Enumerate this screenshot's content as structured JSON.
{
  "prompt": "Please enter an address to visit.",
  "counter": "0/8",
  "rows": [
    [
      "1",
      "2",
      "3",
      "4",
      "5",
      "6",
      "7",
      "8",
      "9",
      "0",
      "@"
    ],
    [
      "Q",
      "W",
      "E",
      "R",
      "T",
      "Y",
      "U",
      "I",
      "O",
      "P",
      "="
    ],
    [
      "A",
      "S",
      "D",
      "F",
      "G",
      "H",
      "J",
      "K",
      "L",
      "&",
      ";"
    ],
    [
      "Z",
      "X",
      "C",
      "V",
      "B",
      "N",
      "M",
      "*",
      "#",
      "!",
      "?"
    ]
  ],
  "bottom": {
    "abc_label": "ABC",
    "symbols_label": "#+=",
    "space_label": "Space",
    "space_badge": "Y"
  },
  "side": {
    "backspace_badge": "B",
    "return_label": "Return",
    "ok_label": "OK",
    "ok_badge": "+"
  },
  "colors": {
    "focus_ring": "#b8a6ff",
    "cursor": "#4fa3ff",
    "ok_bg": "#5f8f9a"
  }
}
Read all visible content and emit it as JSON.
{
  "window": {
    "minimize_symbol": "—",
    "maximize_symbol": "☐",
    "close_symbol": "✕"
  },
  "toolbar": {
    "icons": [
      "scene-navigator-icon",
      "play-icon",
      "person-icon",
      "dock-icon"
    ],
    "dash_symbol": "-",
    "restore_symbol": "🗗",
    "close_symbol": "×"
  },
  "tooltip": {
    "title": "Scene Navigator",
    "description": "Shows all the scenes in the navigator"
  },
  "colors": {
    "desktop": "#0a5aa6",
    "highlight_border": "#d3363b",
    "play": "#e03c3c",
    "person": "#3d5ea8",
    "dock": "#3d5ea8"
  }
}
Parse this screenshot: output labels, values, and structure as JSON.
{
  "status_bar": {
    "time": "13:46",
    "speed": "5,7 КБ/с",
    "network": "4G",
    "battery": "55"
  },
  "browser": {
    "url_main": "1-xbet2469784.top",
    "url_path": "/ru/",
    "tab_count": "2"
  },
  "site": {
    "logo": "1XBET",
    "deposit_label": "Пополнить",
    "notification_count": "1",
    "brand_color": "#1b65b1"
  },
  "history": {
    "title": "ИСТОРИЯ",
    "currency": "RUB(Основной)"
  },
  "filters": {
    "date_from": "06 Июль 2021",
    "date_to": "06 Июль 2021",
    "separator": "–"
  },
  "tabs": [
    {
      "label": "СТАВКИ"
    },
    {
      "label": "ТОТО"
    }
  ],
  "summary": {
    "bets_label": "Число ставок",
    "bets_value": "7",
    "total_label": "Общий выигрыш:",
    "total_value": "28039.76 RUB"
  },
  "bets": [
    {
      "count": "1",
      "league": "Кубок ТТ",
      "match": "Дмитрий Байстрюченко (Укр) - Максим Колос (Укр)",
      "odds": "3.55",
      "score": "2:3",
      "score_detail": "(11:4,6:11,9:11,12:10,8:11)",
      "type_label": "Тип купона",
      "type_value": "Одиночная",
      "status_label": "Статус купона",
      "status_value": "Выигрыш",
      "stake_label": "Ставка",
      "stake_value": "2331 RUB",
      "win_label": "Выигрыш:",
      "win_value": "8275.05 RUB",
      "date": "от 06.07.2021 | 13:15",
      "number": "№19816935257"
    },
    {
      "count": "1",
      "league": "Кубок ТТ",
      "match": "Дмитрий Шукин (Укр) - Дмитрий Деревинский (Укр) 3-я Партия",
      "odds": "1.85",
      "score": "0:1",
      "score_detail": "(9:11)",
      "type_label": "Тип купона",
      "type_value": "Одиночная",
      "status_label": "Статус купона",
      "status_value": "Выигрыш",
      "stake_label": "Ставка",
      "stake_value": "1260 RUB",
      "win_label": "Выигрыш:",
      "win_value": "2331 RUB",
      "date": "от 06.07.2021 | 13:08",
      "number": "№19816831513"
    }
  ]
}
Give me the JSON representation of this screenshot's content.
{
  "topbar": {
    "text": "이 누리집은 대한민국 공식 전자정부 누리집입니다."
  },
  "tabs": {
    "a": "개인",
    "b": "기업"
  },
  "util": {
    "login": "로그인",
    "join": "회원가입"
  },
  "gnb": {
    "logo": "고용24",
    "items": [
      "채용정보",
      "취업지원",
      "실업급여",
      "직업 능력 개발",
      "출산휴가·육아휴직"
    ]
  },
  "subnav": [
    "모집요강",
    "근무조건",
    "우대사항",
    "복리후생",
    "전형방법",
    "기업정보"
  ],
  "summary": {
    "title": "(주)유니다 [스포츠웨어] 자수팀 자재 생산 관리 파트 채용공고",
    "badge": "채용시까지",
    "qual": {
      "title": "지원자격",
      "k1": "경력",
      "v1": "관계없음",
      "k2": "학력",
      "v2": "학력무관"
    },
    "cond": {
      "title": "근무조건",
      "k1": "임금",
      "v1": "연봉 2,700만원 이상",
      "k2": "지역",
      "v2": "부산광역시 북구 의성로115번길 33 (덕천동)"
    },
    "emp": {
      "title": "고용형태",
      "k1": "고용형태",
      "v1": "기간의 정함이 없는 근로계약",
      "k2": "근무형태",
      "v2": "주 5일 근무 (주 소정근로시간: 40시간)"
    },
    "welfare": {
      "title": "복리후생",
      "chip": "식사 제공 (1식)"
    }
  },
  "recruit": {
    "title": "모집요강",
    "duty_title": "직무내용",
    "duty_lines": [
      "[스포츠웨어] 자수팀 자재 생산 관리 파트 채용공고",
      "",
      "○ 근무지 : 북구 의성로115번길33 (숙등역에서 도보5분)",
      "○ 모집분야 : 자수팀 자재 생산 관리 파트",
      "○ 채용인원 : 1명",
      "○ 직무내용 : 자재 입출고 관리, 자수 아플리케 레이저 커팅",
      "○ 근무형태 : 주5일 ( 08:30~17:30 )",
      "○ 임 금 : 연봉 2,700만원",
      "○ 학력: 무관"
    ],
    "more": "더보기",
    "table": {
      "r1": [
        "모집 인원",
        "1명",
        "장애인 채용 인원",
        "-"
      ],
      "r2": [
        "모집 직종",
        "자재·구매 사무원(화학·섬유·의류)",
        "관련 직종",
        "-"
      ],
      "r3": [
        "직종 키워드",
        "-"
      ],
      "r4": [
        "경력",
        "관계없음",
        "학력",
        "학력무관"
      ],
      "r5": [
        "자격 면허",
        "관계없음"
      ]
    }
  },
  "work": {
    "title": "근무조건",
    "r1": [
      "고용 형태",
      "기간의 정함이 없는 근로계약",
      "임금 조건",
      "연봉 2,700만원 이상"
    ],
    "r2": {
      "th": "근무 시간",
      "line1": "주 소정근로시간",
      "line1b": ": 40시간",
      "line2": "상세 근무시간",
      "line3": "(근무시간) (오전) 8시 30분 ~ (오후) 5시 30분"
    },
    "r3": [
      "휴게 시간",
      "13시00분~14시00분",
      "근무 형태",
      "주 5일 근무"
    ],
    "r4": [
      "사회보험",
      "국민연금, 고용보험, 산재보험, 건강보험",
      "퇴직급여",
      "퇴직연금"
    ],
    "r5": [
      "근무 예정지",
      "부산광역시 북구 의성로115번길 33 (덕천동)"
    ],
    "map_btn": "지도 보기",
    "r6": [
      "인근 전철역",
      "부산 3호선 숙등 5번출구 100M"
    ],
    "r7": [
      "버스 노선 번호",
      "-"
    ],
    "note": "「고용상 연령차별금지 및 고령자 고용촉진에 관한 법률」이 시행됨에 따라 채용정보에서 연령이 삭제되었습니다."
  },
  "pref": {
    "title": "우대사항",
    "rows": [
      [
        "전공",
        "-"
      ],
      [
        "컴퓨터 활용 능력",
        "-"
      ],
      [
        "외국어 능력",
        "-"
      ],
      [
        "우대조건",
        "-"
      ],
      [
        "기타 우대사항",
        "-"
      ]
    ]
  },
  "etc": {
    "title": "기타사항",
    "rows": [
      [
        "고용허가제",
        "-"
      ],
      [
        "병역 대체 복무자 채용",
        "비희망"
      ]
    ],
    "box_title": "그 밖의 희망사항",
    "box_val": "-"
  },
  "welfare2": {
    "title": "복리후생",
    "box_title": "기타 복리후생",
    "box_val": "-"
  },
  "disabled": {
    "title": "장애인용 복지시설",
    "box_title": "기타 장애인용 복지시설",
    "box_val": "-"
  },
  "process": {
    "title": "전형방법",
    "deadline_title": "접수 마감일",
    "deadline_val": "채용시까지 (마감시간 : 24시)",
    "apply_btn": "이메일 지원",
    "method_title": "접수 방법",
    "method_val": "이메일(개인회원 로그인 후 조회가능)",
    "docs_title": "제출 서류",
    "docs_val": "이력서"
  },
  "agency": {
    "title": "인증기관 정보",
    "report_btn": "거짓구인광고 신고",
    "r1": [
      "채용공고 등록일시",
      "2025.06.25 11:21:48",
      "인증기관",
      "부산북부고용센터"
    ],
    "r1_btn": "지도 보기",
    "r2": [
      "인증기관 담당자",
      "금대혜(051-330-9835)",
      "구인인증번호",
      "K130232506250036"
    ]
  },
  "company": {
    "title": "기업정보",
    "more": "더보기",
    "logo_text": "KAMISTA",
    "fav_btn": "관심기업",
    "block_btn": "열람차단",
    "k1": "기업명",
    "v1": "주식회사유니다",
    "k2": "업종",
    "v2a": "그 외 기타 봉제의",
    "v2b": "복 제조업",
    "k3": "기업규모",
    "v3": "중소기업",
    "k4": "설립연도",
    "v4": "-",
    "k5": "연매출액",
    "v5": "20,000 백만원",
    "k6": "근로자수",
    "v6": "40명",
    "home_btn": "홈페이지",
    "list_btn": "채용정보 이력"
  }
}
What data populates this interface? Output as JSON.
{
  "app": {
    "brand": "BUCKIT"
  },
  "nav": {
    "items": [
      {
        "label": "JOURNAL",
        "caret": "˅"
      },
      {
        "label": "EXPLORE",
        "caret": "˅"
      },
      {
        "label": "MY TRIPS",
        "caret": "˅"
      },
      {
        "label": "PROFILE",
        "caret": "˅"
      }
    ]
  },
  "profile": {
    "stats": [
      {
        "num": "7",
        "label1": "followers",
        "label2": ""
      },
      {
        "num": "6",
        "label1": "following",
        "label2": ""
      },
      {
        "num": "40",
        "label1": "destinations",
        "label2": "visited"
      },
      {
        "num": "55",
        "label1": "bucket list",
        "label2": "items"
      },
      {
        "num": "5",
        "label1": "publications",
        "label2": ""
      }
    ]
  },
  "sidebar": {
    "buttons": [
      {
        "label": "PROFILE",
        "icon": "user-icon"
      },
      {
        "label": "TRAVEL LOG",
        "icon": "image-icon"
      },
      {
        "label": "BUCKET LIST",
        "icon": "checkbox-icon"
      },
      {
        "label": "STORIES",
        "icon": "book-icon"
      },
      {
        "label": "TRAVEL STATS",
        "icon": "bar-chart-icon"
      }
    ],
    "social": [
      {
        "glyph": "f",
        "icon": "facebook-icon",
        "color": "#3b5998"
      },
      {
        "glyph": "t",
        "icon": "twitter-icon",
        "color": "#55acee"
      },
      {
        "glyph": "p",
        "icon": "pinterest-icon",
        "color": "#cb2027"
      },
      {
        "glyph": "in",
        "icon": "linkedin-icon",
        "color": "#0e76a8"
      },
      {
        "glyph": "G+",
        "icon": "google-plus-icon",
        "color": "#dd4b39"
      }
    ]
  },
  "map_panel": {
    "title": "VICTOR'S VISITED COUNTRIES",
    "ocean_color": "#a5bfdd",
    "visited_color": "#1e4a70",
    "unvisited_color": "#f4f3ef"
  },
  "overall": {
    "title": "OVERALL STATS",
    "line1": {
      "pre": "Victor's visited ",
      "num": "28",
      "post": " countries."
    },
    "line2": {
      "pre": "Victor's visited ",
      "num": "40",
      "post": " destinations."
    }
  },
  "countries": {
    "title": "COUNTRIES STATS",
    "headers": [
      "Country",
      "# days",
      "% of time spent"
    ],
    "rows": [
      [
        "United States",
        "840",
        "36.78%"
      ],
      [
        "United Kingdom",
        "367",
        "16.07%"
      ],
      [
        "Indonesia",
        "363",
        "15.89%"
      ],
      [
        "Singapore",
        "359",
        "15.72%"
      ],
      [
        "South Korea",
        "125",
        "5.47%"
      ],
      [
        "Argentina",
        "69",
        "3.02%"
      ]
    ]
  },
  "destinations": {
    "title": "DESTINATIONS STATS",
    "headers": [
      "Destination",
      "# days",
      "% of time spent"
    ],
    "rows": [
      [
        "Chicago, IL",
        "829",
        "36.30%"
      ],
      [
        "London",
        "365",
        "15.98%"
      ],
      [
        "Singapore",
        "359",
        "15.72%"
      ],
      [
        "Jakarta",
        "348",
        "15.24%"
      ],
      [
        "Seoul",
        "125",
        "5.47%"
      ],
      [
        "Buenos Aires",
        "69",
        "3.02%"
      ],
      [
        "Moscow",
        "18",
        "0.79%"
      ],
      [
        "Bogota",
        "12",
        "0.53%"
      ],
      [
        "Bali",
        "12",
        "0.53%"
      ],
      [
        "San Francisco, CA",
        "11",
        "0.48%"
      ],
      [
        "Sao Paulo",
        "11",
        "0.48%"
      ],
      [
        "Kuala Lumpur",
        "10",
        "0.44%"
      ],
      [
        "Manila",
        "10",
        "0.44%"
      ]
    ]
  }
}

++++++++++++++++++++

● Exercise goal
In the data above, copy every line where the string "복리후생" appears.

● Answer
    "복리후생",
      "title": "복리후생",
    "title": "복리후생",
    "box_title": "기타 복리후생",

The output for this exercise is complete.